INPUT FOR THIS TASK -
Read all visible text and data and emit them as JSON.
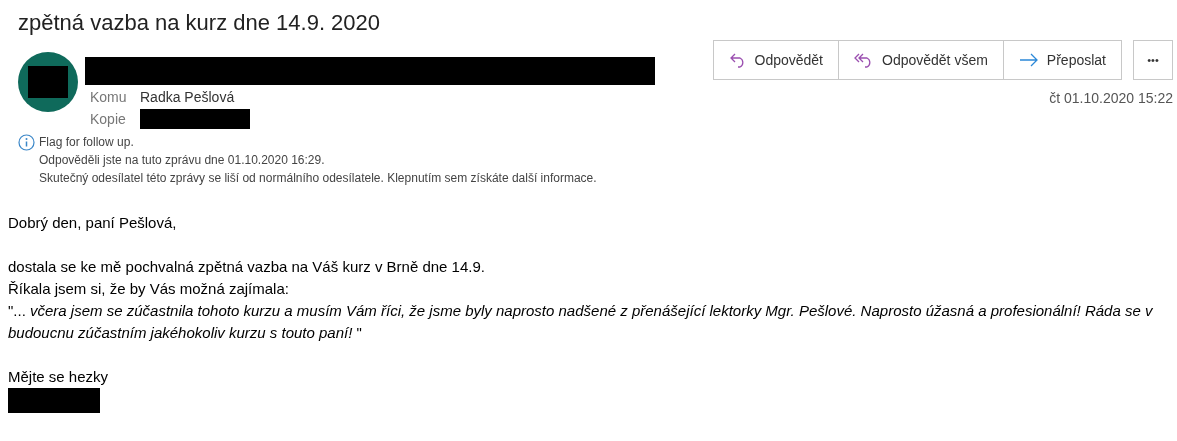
{
  "subject": "zpětná vazba na kurz dne 14.9. 2020",
  "recipients": [
    {
      "label": "Komu",
      "value": "Radka Pešlová"
    },
    {
      "label": "Kopie",
      "redacted": true
    }
  ],
  "info": [
    "Flag for follow up.",
    "Odpověděli jste na tuto zprávu dne 01.10.2020 16:29.",
    "Skutečný odesílatel této zprávy se liší od normálního odesílatele. Klepnutím sem získáte další informace."
  ],
  "actions": [
    {
      "kind": "reply",
      "label": "Odpovědět"
    },
    {
      "kind": "reply_all",
      "label": "Odpovědět všem"
    },
    {
      "kind": "forward",
      "label": "Přeposlat"
    }
  ],
  "more_button": "•••",
  "date": "čt 01.10.2020 15:22",
  "body": [
    {
      "kind": "text",
      "text": "Dobrý den, paní Pešlová,"
    },
    {
      "kind": "blank"
    },
    {
      "kind": "text",
      "text": "dostala se ke mě pochvalná zpětná vazba na Váš kurz v Brně dne 14.9."
    },
    {
      "kind": "text",
      "text": "Říkala jsem si, že by Vás možná zajímala:"
    },
    {
      "kind": "text",
      "text": "\"...  *včera jsem se zúčastnila tohoto kurzu a musím Vám říci, že jsme byly naprosto nadšené z přenášející lektorky Mgr. Pešlové. Naprosto úžasná a profesionální! Ráda se v budoucnu zúčastním jakéhokoliv kurzu s touto paní!* \""
    },
    {
      "kind": "blank"
    },
    {
      "kind": "text",
      "text": "Mějte se hezky"
    },
    {
      "kind": "redacted"
    }
  ]
}
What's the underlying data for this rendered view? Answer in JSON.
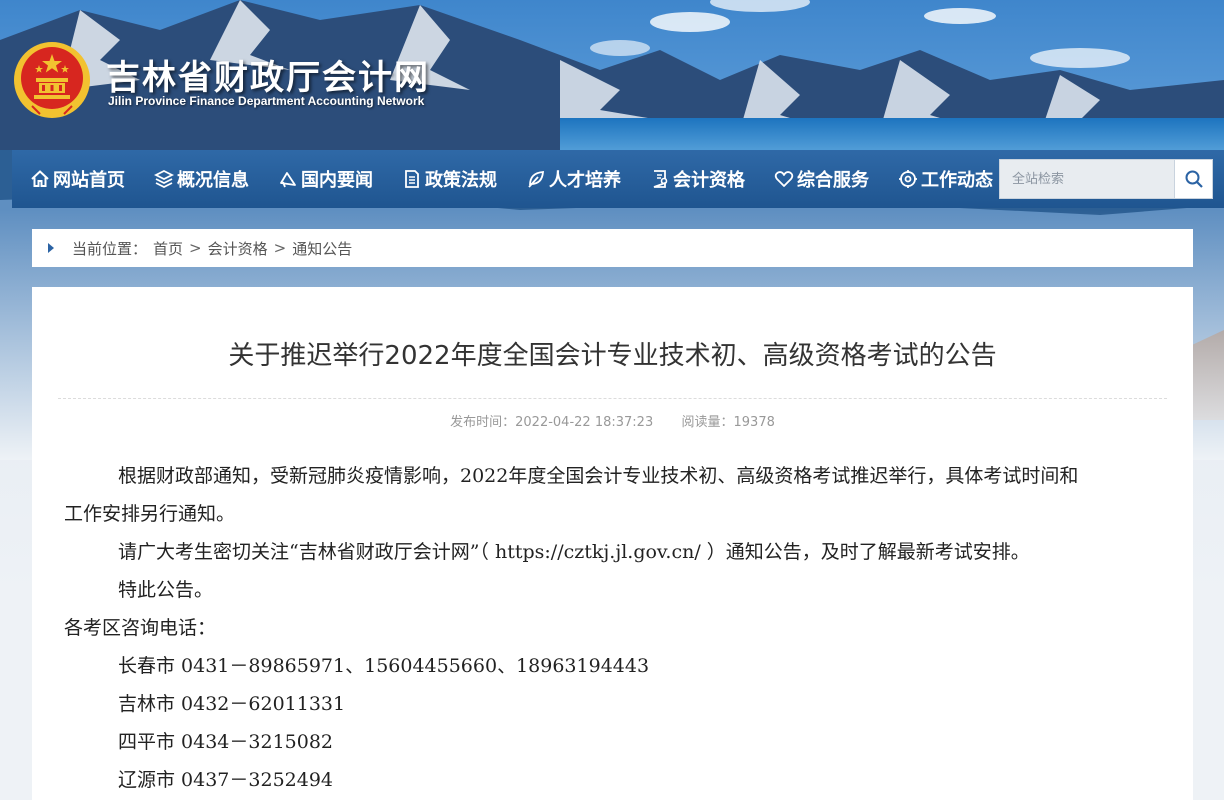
{
  "header": {
    "title": "吉林省财政厅会计网",
    "subtitle": "Jilin Province Finance Department Accounting Network"
  },
  "nav": {
    "items": [
      {
        "label": "网站首页",
        "icon": "home-icon"
      },
      {
        "label": "概况信息",
        "icon": "layers-icon"
      },
      {
        "label": "国内要闻",
        "icon": "megaphone-icon"
      },
      {
        "label": "政策法规",
        "icon": "document-icon"
      },
      {
        "label": "人才培养",
        "icon": "leaf-icon"
      },
      {
        "label": "会计资格",
        "icon": "certificate-icon"
      },
      {
        "label": "综合服务",
        "icon": "heart-icon"
      },
      {
        "label": "工作动态",
        "icon": "gear-icon"
      }
    ],
    "search_placeholder": "全站检索"
  },
  "breadcrumb": {
    "label": "当前位置：",
    "items": [
      "首页",
      "会计资格",
      "通知公告"
    ],
    "separator": ">"
  },
  "article": {
    "title": "关于推迟举行2022年度全国会计专业技术初、高级资格考试的公告",
    "publish_time": "发布时间：2022-04-22 18:37:23",
    "read_count": "阅读量：19378",
    "paragraph1_line1": "根据财政部通知，受新冠肺炎疫情影响，2022年度全国会计专业技术初、高级资格考试推迟举行，具体考试时间和",
    "paragraph1_line2": "工作安排另行通知。",
    "paragraph2": "请广大考生密切关注“吉林省财政厅会计网”（ https://cztkj.jl.gov.cn/ ）通知公告，及时了解最新考试安排。",
    "paragraph3": "特此公告。",
    "contacts_heading": "各考区咨询电话：",
    "contacts": [
      "长春市 0431－89865971、15604455660、18963194443",
      "吉林市 0432－62011331",
      "四平市 0434－3215082",
      "辽源市 0437－3252494"
    ]
  },
  "colors": {
    "nav_bg": "#2366a4",
    "accent": "#2b63a4",
    "emblem_red": "#d7261f",
    "emblem_gold": "#f2c230"
  }
}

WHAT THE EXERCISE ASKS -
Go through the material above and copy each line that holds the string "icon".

SOLUTION FOR THIS PROBLEM -
        "icon": "home-icon"
        "icon": "layers-icon"
        "icon": "megaphone-icon"
        "icon": "document-icon"
        "icon": "leaf-icon"
        "icon": "certificate-icon"
        "icon": "heart-icon"
        "icon": "gear-icon"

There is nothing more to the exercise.